### What is being asked
Each line of the listing below containing the word "this" should be returned.
──────────────────────────────
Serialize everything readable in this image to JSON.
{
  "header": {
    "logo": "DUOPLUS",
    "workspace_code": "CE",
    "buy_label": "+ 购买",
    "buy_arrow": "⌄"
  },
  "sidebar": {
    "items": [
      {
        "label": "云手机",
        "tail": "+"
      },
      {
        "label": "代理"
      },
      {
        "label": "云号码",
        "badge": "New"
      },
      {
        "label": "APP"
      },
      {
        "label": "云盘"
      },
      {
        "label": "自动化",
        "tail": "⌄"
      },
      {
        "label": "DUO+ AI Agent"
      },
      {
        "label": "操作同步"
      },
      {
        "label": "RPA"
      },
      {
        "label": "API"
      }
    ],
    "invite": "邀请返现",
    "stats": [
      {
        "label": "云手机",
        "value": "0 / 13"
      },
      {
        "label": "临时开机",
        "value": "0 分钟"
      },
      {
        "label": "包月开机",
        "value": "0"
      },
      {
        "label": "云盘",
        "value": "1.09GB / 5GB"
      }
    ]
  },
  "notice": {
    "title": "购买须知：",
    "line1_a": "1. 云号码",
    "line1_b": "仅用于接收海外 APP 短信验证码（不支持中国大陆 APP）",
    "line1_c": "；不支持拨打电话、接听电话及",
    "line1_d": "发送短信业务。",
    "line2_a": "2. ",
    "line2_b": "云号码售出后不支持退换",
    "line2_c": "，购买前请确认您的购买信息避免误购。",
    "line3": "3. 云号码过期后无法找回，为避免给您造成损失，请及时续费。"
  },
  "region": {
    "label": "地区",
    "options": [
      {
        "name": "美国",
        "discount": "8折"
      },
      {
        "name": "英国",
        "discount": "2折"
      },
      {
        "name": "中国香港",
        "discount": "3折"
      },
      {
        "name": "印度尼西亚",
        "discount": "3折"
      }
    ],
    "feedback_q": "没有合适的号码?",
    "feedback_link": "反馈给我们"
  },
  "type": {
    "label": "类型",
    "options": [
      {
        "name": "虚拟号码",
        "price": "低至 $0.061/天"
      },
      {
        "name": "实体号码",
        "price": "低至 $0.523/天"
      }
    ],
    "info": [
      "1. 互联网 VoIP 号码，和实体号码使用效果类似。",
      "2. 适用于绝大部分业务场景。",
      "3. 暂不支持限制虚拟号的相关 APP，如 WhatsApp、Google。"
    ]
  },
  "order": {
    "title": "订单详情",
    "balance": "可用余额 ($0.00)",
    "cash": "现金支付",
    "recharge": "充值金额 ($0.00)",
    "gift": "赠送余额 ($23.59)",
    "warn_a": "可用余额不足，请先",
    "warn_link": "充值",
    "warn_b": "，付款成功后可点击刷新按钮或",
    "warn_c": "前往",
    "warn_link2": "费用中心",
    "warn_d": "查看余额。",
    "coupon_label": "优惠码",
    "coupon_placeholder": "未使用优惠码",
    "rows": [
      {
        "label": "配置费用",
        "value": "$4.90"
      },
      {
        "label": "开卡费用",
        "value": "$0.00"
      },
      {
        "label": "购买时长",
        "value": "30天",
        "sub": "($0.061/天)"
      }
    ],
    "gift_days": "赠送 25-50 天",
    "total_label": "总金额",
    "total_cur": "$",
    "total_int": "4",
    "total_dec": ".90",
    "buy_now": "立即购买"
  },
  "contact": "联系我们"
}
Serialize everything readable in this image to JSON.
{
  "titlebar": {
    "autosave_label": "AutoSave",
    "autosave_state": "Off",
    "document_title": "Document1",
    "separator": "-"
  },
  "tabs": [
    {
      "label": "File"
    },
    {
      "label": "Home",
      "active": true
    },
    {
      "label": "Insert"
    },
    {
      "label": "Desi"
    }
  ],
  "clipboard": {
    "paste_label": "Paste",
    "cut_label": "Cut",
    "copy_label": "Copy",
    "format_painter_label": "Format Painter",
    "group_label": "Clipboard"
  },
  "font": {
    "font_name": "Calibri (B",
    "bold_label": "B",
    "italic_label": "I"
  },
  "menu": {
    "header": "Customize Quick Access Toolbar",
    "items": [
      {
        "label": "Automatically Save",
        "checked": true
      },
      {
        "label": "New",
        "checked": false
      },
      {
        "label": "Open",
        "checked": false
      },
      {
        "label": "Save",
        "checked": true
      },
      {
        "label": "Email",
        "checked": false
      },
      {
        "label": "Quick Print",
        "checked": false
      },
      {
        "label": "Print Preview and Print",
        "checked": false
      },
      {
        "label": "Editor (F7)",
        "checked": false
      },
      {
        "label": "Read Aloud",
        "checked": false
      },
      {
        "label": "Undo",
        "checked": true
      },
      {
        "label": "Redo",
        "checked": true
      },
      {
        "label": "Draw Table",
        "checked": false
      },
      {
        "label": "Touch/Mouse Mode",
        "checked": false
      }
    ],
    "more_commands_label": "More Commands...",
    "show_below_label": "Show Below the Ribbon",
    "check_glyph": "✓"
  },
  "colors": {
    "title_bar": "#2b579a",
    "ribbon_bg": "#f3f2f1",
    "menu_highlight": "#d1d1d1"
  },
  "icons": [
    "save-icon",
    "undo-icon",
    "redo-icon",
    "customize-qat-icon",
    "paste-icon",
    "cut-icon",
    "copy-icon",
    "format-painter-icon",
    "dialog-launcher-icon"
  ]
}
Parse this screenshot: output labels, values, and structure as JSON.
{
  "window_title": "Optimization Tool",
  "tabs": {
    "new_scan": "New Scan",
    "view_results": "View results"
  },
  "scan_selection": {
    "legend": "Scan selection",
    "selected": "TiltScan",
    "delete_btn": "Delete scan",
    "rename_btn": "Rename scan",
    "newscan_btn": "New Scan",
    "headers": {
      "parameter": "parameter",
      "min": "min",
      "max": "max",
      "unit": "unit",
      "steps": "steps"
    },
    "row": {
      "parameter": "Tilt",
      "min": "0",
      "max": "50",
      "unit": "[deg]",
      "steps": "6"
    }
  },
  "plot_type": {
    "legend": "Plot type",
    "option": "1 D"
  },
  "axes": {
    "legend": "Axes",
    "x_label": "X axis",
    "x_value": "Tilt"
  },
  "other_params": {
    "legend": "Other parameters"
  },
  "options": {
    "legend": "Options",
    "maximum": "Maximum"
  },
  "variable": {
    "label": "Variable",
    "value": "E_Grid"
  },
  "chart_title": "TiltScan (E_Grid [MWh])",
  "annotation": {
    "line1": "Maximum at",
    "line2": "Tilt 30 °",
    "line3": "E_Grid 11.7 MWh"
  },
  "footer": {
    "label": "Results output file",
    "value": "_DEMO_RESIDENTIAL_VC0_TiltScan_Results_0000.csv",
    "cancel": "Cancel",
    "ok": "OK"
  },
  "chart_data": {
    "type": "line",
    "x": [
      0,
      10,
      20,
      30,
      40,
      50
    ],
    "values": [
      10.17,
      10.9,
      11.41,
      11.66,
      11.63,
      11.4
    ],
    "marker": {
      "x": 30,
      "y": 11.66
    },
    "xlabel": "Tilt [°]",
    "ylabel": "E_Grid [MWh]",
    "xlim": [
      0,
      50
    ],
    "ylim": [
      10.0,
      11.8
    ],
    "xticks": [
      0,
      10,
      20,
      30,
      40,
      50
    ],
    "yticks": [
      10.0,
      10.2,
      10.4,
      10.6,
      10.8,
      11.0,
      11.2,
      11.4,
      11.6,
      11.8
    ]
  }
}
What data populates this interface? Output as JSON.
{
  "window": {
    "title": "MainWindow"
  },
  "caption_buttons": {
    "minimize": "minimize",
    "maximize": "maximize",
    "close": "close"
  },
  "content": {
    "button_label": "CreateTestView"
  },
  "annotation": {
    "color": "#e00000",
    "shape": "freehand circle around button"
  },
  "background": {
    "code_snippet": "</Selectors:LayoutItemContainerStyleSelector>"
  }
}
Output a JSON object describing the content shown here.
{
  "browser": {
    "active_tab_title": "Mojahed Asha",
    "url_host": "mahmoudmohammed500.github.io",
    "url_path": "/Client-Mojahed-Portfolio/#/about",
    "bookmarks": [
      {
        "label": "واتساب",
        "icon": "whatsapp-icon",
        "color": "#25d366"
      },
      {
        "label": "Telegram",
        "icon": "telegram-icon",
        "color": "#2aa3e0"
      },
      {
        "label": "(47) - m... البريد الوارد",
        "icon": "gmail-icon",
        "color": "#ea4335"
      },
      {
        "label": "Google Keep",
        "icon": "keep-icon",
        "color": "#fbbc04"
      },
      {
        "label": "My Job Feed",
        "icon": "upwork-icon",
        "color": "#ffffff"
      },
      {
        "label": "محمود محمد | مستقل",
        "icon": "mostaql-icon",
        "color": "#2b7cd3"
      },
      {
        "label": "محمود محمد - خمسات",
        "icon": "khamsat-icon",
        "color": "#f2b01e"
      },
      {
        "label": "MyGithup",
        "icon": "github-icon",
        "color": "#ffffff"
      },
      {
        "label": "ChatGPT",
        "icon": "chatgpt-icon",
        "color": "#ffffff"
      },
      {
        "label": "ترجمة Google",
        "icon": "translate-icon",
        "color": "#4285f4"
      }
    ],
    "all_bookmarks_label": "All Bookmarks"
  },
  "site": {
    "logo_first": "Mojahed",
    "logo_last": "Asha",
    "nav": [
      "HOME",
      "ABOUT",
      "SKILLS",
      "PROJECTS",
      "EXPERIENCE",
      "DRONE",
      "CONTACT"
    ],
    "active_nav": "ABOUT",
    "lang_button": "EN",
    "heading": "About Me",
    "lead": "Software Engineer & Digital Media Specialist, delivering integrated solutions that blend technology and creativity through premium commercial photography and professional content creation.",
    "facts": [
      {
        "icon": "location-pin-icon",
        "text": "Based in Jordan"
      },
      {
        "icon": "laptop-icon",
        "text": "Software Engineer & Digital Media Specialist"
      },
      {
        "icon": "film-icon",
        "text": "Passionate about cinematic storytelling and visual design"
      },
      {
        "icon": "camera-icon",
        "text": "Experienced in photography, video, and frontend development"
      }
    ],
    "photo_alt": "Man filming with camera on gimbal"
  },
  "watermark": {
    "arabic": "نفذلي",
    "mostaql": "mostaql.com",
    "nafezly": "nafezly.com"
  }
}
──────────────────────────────
### Exercise result
Serialize everything readable in this image to JSON.
Serialize everything readable in this image to JSON.
Parse this screenshot: output labels, values, and structure as JSON.
What data populates this interface? Output as JSON.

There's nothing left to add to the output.